Here's his friend's wonderful email recommendation:
Hello, I would love to nominate a childhood friend of mine. Though our lives paths have taken us in different directions and we haven't communicated in about a decade, I feel as if we had enough shared experience for our friendship to last through the ages. Cary Joji Fukunaga is a friend who has the gift of storytelling that few can measure up to. Even when we were children playing in the open hills behind our homes, he could tell a story well enough that we would be totally immersed and lose track of time and place. Cary has been awarded high praise in the film industry and is a rising star. Hopefully he gets a nod on this wonderful podcast. He deserves every bit of it. Anderson
This week our #BruceLeeMoment is from Tory Elena:
Hello Shannon, Sharon and the Bruce Lee Podcast Team! I grew up practicing martial arts with my family and my father and I shared a love for Bruce Lee’s films. I remembered finding the Tao of Jeet Kune Do on his bookshelf and flipping through it, some of it went way over my little 10 year old head, but some of his words were planted as seeds in my mind, lingering inside, only to bloom later on in my life.

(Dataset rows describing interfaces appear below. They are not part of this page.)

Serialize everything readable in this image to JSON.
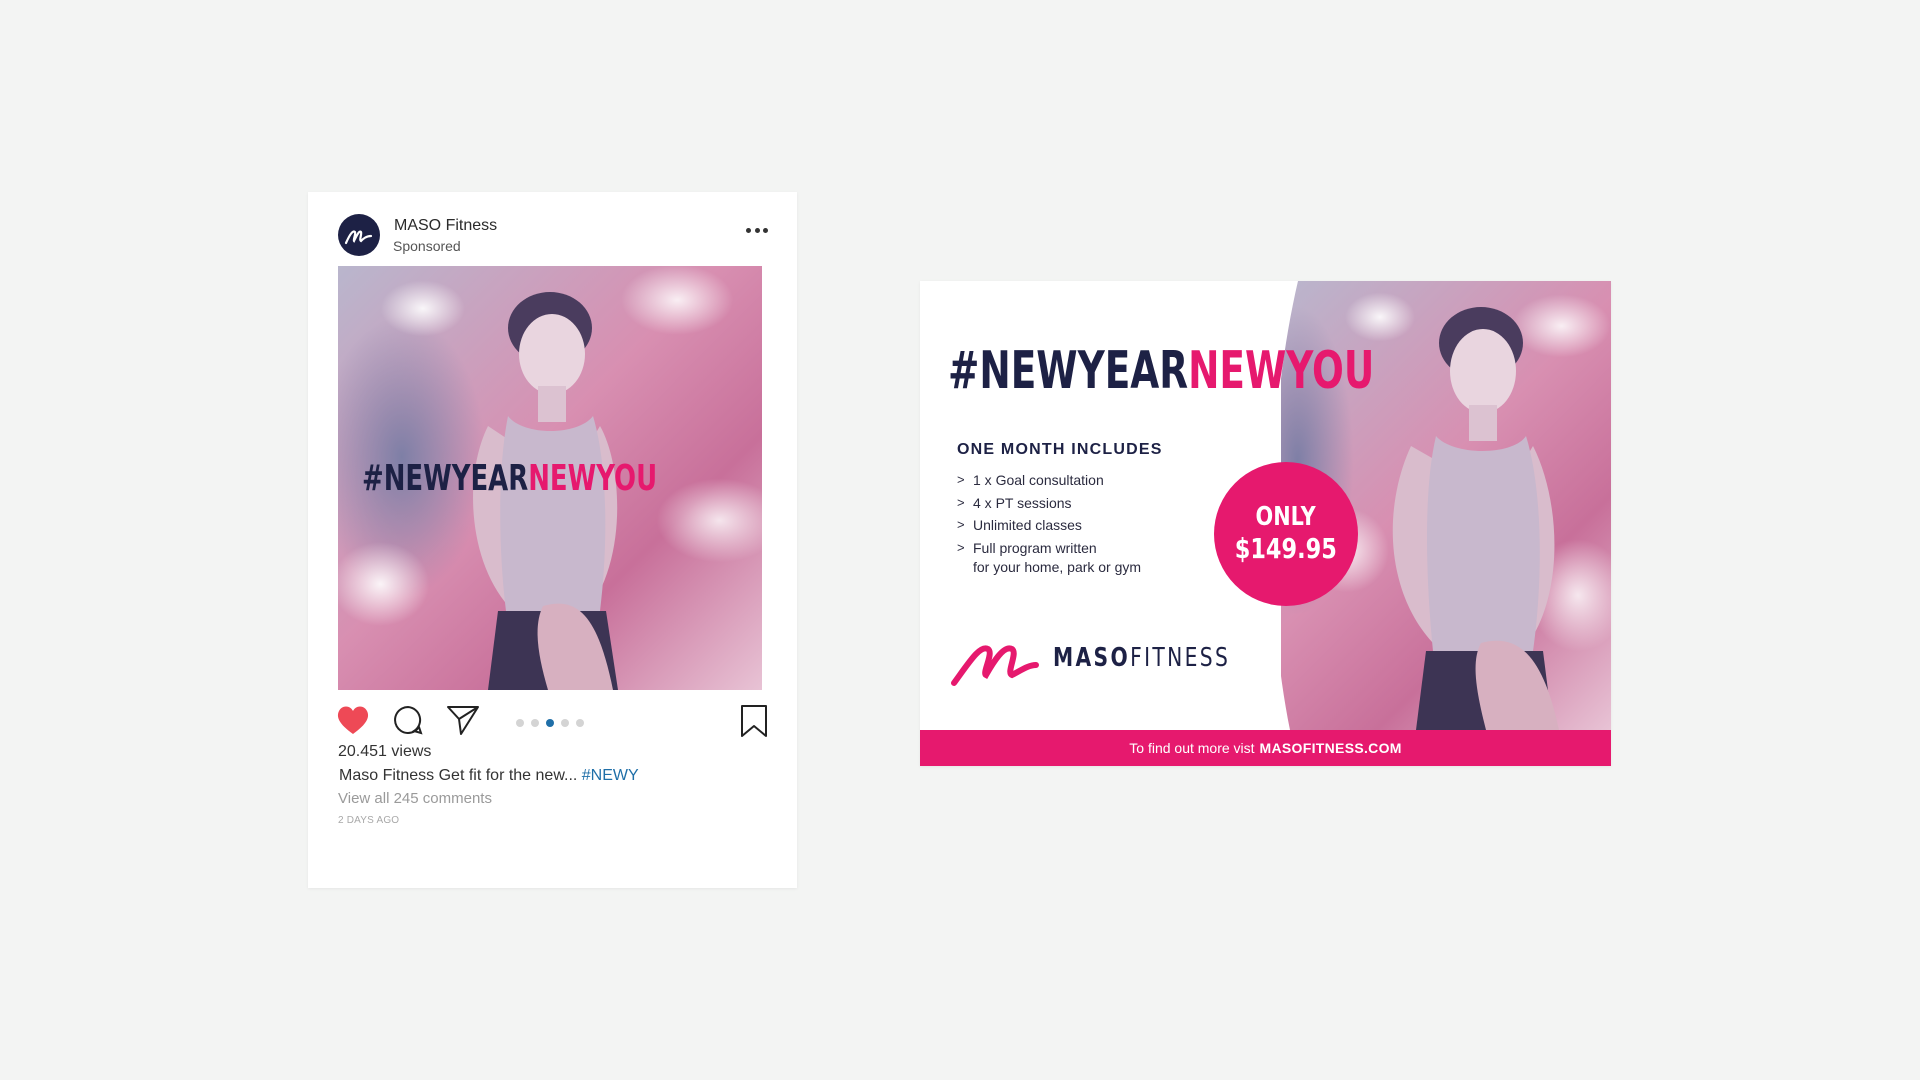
{
  "colors": {
    "background": "#f3f4f3",
    "navy": "#1d2145",
    "pink": "#e6196e",
    "link_blue": "#1f6fa8",
    "heart_red": "#ee4956"
  },
  "post": {
    "account_name": "MASO Fitness",
    "sponsored": "Sponsored",
    "more_icon": "ellipsis-icon",
    "hashtag_dark": "#NEWYEAR",
    "hashtag_pink": "NEWYOU",
    "actions": [
      "heart-icon",
      "comment-icon",
      "share-icon",
      "bookmark-icon"
    ],
    "carousel": {
      "count": 5,
      "active_index": 2
    },
    "views": "20.451 views",
    "caption_user": "Maso Fitness",
    "caption_text": "Get fit for the new...",
    "caption_tag": "#NEWY",
    "comments_link": "View all 245 comments",
    "time": "2 DAYS AGO"
  },
  "ad": {
    "hashtag_dark": "#NEWYEAR",
    "hashtag_pink": "NEWYOU",
    "includes_title": "ONE MONTH INCLUDES",
    "includes": [
      "1 x Goal consultation",
      "4 x PT sessions",
      "Unlimited classes",
      "Full program written"
    ],
    "includes_sub": "for your home, park or gym",
    "price_only": "ONLY",
    "price": "$149.95",
    "brand_bold": "MASO",
    "brand_light": "FITNESS",
    "footer_text": "To find out more vist",
    "footer_url": "MASOFITNESS.COM"
  }
}
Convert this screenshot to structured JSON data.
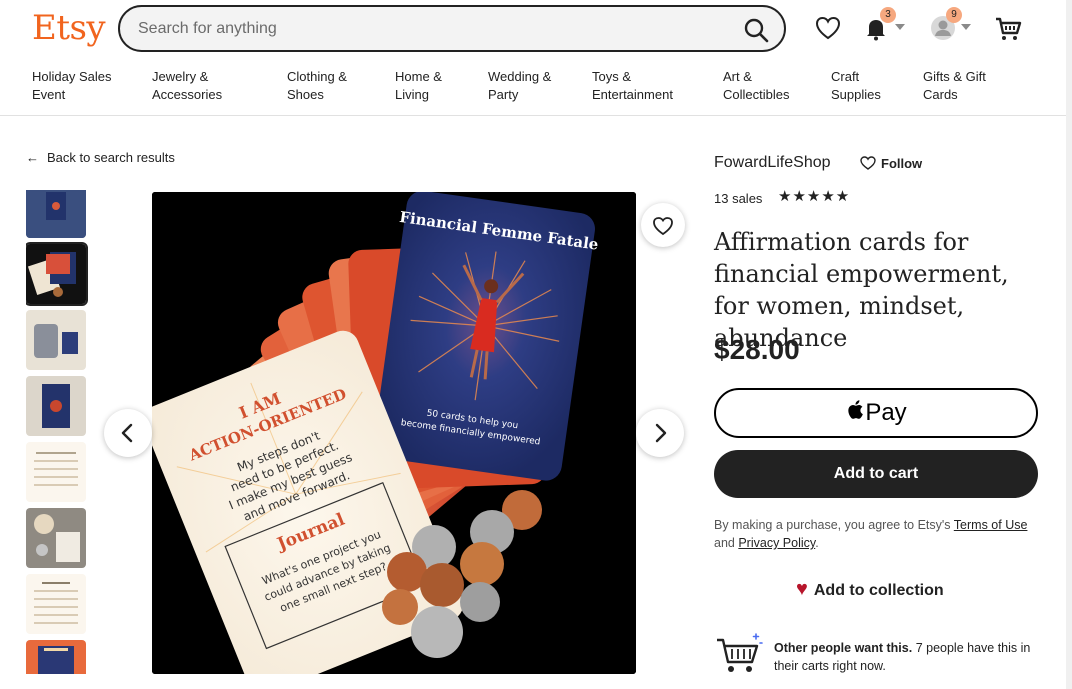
{
  "header": {
    "logo": "Etsy",
    "search_placeholder": "Search for anything",
    "notifications_count": "3",
    "account_count": "9"
  },
  "nav": [
    {
      "line1": "Holiday Sales",
      "line2": "Event"
    },
    {
      "line1": "Jewelry &",
      "line2": "Accessories"
    },
    {
      "line1": "Clothing &",
      "line2": "Shoes"
    },
    {
      "line1": "Home &",
      "line2": "Living"
    },
    {
      "line1": "Wedding &",
      "line2": "Party"
    },
    {
      "line1": "Toys &",
      "line2": "Entertainment"
    },
    {
      "line1": "Art &",
      "line2": "Collectibles"
    },
    {
      "line1": "Craft",
      "line2": "Supplies"
    },
    {
      "line1": "Gifts & Gift",
      "line2": "Cards"
    }
  ],
  "back_link": "Back to search results",
  "image": {
    "card_front_title": "Financial Femme Fatale",
    "card_front_sub1": "50 cards to help you",
    "card_front_sub2": "become financially empowered",
    "card_white_l1": "I AM",
    "card_white_l2": "ACTION-ORIENTED",
    "card_white_body": [
      "My steps don't",
      "need to be perfect.",
      "I make my best guess",
      "and move forward."
    ],
    "journal_label": "Journal",
    "journal_body": [
      "What's one project you",
      "could advance by taking",
      "one small next step?"
    ]
  },
  "listing": {
    "shop_name": "FowardLifeShop",
    "follow_label": "Follow",
    "sales": "13 sales",
    "stars": "★★★★★",
    "title": "Affirmation cards for financial empowerment, for women, mindset, abundance",
    "price": "$28.00",
    "applepay_label": "Pay",
    "add_to_cart": "Add to cart",
    "terms_prefix": "By making a purchase, you agree to Etsy's ",
    "terms_link": "Terms of Use",
    "terms_and": " and ",
    "privacy_link": "Privacy Policy",
    "terms_suffix": ".",
    "add_to_collection": "Add to collection",
    "other_people_bold": "Other people want this.",
    "other_people_rest": " 7 people have this in their carts right now."
  },
  "colors": {
    "brand": "#f1641e",
    "button_dark": "#222222",
    "badge": "#f6a87f",
    "heart": "#b7152b"
  }
}
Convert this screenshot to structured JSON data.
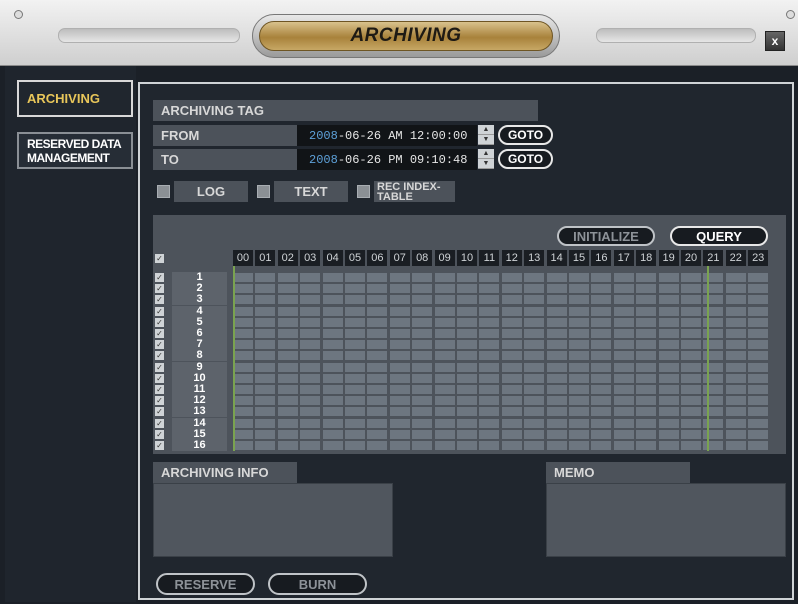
{
  "window": {
    "title": "ARCHIVING",
    "close_label": "x"
  },
  "sidebar": {
    "items": [
      {
        "label": "ARCHIVING",
        "active": true
      },
      {
        "label": "RESERVED DATA MANAGEMENT",
        "line1": "RESERVED DATA",
        "line2": "MANAGEMENT",
        "active": false
      }
    ]
  },
  "form": {
    "tag_label": "ARCHIVING TAG",
    "tag_value": "",
    "from_label": "FROM",
    "from_year": "2008",
    "from_value": "-06-26 AM 12:00:00",
    "to_label": "TO",
    "to_year": "2008",
    "to_value": "-06-26 PM 09:10:48",
    "goto_label": "GOTO"
  },
  "options": {
    "log_label": "LOG",
    "text_label": "TEXT",
    "rec_index_line1": "REC INDEX-",
    "rec_index_line2": "TABLE"
  },
  "grid": {
    "initialize_label": "INITIALIZE",
    "query_label": "QUERY",
    "hours": [
      "00",
      "01",
      "02",
      "03",
      "04",
      "05",
      "06",
      "07",
      "08",
      "09",
      "10",
      "11",
      "12",
      "13",
      "14",
      "15",
      "16",
      "17",
      "18",
      "19",
      "20",
      "21",
      "22",
      "23"
    ],
    "channels": [
      "1",
      "2",
      "3",
      "4",
      "5",
      "6",
      "7",
      "8",
      "9",
      "10",
      "11",
      "12",
      "13",
      "14",
      "15",
      "16"
    ],
    "check_mark": "✓",
    "range_start_hour": 0,
    "range_end_hour": 21.18
  },
  "archiving_info": {
    "label": "ARCHIVING INFO"
  },
  "memo": {
    "label": "MEMO"
  },
  "actions": {
    "reserve_label": "RESERVE",
    "burn_label": "BURN"
  },
  "colors": {
    "accent": "#e8c65a",
    "year": "#5da0d8",
    "timeline_marker": "#7aa350"
  }
}
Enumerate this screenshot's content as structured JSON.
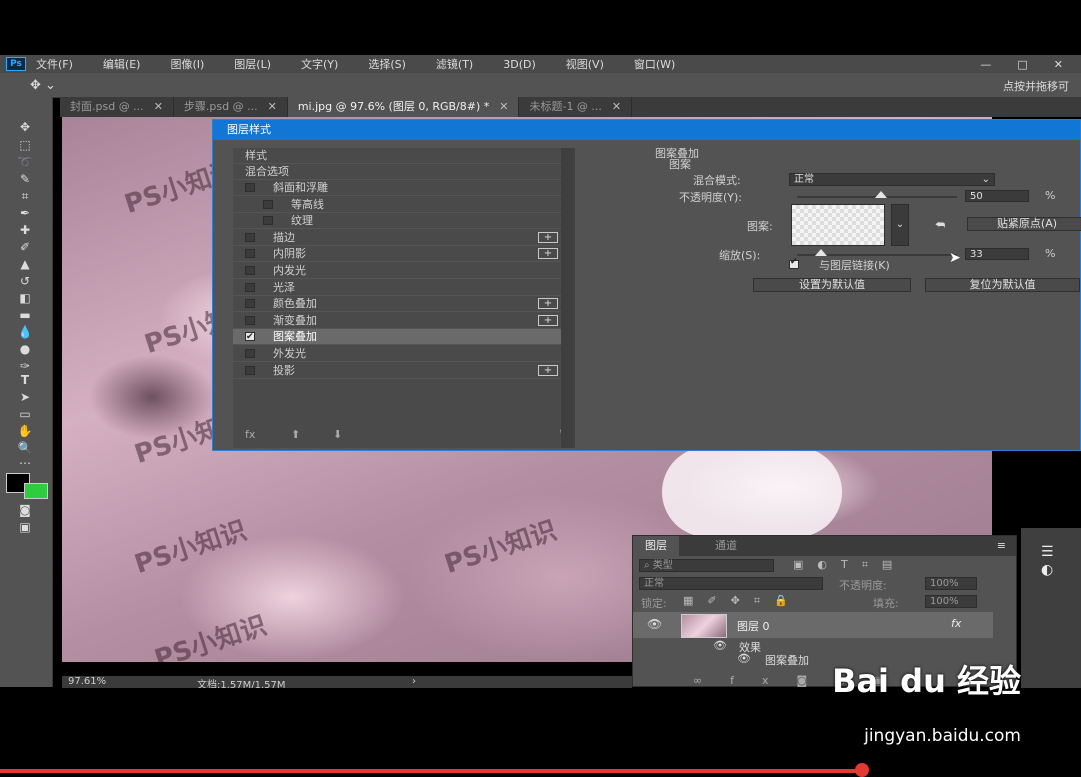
{
  "app": {
    "logo": "Ps"
  },
  "menu": [
    "文件(F)",
    "编辑(E)",
    "图像(I)",
    "图层(L)",
    "文字(Y)",
    "选择(S)",
    "滤镜(T)",
    "3D(D)",
    "视图(V)",
    "窗口(W)"
  ],
  "window_controls": [
    "—",
    "□",
    "✕"
  ],
  "options_bar": {
    "hint": "点按并拖移可"
  },
  "tabs": [
    {
      "label": "封面.psd @ ..."
    },
    {
      "label": "步骤.psd @ ..."
    },
    {
      "label": "mi.jpg @ 97.6% (图层 0, RGB/8#) *"
    },
    {
      "label": "未标题-1 @ ..."
    }
  ],
  "status": {
    "zoom": "97.61%",
    "doc": "文档:1.57M/1.57M"
  },
  "watermark": "PS小知识",
  "dialog": {
    "title": "图层样式",
    "styles_header": "样式",
    "blend_options": "混合选项",
    "items": [
      {
        "label": "斜面和浮雕",
        "checked": false,
        "plus": false,
        "indent": false
      },
      {
        "label": "等高线",
        "checked": false,
        "plus": false,
        "indent": true
      },
      {
        "label": "纹理",
        "checked": false,
        "plus": false,
        "indent": true
      },
      {
        "label": "描边",
        "checked": false,
        "plus": true,
        "indent": false
      },
      {
        "label": "内阴影",
        "checked": false,
        "plus": true,
        "indent": false
      },
      {
        "label": "内发光",
        "checked": false,
        "plus": false,
        "indent": false
      },
      {
        "label": "光泽",
        "checked": false,
        "plus": false,
        "indent": false
      },
      {
        "label": "颜色叠加",
        "checked": false,
        "plus": true,
        "indent": false
      },
      {
        "label": "渐变叠加",
        "checked": false,
        "plus": true,
        "indent": false
      },
      {
        "label": "图案叠加",
        "checked": true,
        "plus": false,
        "indent": false,
        "selected": true
      },
      {
        "label": "外发光",
        "checked": false,
        "plus": false,
        "indent": false
      },
      {
        "label": "投影",
        "checked": false,
        "plus": true,
        "indent": false
      }
    ],
    "plus_sign": "+",
    "footer": {
      "fx": "fx",
      "up": "⬆",
      "down": "⬇",
      "trash": "🗑"
    },
    "section_title": "图案叠加",
    "section_sub": "图案",
    "blend_mode_label": "混合模式:",
    "blend_mode_value": "正常",
    "opacity_label": "不透明度(Y):",
    "opacity_value": "50",
    "opacity_unit": "%",
    "pattern_label": "图案:",
    "snap_button": "贴紧原点(A)",
    "scale_label": "缩放(S):",
    "scale_value": "33",
    "scale_unit": "%",
    "link_label": "与图层链接(K)",
    "link_checked": true,
    "default_button": "设置为默认值",
    "reset_button": "复位为默认值"
  },
  "layers_panel": {
    "tabs": [
      "图层",
      "通道"
    ],
    "filter_label": "类型",
    "blend_mode": "正常",
    "opacity_label": "不透明度:",
    "opacity_value": "100%",
    "lock_label": "锁定:",
    "fill_label": "填充:",
    "fill_value": "100%",
    "layer_name": "图层 0",
    "fx_label": "fx",
    "effects_label": "效果",
    "effect_item": "图案叠加"
  },
  "overlay": {
    "brand": "Bai du 经验",
    "url": "jingyan.baidu.com"
  },
  "colors": {
    "accent": "#1277d4",
    "fg_swatch": "#000000",
    "bg_swatch": "#2ecc40",
    "progress": "#e53935"
  }
}
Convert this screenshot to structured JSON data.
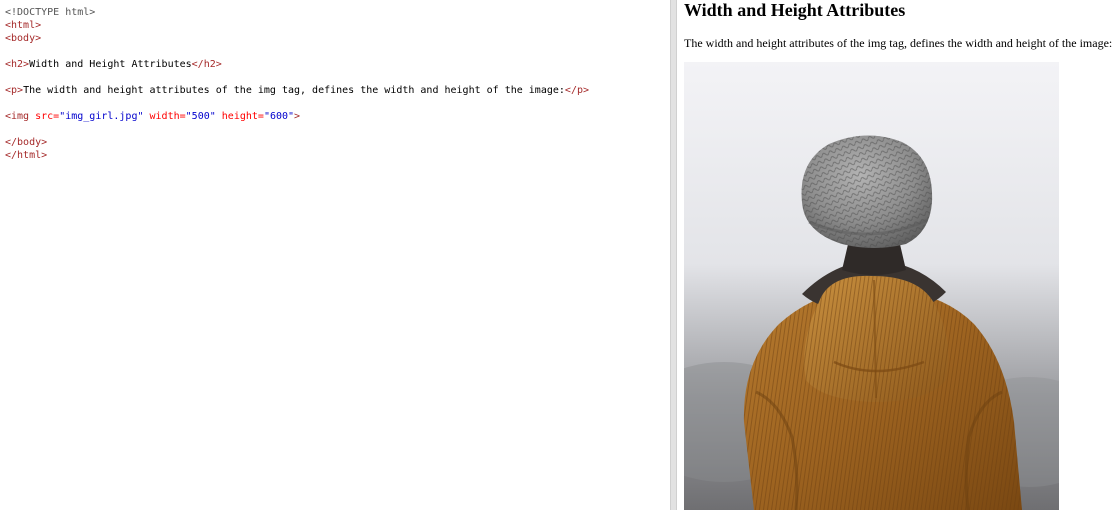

Now, many years later I find Bruce Lee’s philosophy and spirit has become an ever present guiding inspiration in my life. I’ve rekindled my passion for martial arts and studying the philosophy and words Bruce left behind for the world. (I carry “Striking Thoughts” in my purse everywhere I go!) I find so much of his approach to martial arts can apply to my approach to my creative path...
As a professional creative I use the JKD motto as a mantra in my life, “Using no way as way. Having no limitation as limitation.” I am a drummer, vocalist, composer and one half of the rocknroll band Sea At Last, a board member of an independent record label GYPSYPOP RECORDS and also a freelance artist, illustrator, painter, and writer… and that’s just the nutshell version of it! There were many times early on in my life when I felt the pressure to “choose one path” to choose either my music, or my art. There are many challenges that women face in the male dominated music industry, and also I’ve found that being a “renaissance man” is more accepted in our society than a “renaissance woman”.
Thankfully, I never believed this limiting idea that I could only pursue and be successful in one thing as a career. Bruce’s words really helped motivate me to work hard to dissolve those limiting beliefs inside myself. Now I welcome the challenges as an opportunity to get to know myself in a deeper way and strengthen my passion for my work. I feel all my creative endeavors are just different expressions, different colors and sounds coming from the same source inside me. It’s all one big synesthetic experience, and I love sharing it with the world!
I also really love Bruce’s quote: “Art is the music of the soul made visible. Behind every motion is the music of his soul made visible. Otherwise, empty motion is like an empty word; no meaning. Postures without proper channeling of your emotions, behind them are dead movements.”
I am continually inspired by Bruce’s discipline and dedication to the many things he loved. He has really taught me to value my time here on earth! Thank you so much for doing this podcast and continuing to share his legacy with the world in a good way. I look forward the new episodes every week and play it while I work on art in my studio! All the best, Tory Elena